--- The problem ---
Going through the entries, how many lines include the string "Customer"? Answer only with the number.

--- Records provided ---

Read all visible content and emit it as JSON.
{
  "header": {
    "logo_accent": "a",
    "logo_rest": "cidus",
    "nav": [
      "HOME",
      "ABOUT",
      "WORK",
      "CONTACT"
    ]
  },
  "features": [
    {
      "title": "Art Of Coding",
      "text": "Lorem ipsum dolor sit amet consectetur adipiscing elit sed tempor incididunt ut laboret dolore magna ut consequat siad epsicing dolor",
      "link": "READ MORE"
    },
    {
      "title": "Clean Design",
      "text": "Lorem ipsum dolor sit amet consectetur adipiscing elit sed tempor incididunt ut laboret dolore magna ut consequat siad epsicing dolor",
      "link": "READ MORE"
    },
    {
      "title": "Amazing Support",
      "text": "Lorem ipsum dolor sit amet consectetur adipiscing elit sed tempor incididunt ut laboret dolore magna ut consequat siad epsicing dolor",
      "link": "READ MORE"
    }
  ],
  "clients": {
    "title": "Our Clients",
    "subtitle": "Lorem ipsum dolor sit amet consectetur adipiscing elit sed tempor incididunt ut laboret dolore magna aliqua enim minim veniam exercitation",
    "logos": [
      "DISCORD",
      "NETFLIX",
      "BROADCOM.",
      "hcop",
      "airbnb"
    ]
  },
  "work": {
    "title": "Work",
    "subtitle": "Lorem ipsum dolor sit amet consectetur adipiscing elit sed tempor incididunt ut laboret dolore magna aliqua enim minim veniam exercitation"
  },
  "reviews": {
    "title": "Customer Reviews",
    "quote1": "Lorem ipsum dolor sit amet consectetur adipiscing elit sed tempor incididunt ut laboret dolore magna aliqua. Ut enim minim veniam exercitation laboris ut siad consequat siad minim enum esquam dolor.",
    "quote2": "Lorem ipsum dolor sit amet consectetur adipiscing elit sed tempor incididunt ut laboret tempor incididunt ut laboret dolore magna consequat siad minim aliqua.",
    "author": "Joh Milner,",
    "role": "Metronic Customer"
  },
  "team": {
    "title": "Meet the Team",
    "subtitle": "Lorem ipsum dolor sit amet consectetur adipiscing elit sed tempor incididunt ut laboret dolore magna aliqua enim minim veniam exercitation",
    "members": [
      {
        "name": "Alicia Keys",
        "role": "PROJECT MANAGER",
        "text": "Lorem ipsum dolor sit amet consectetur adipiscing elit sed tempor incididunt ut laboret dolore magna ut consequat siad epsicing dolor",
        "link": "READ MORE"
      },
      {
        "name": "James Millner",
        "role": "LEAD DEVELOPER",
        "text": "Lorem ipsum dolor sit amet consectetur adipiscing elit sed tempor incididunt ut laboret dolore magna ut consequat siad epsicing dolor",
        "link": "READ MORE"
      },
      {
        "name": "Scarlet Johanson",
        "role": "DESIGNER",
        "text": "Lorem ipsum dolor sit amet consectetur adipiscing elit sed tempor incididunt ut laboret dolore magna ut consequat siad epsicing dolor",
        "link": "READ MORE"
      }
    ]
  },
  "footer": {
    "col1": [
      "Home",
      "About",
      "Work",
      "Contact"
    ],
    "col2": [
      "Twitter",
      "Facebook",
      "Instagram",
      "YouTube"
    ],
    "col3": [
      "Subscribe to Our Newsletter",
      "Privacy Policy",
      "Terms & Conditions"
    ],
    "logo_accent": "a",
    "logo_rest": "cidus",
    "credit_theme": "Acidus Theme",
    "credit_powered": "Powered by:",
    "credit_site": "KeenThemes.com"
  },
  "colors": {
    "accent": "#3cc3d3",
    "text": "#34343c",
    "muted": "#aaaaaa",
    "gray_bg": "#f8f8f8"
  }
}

--- Answer below ---
2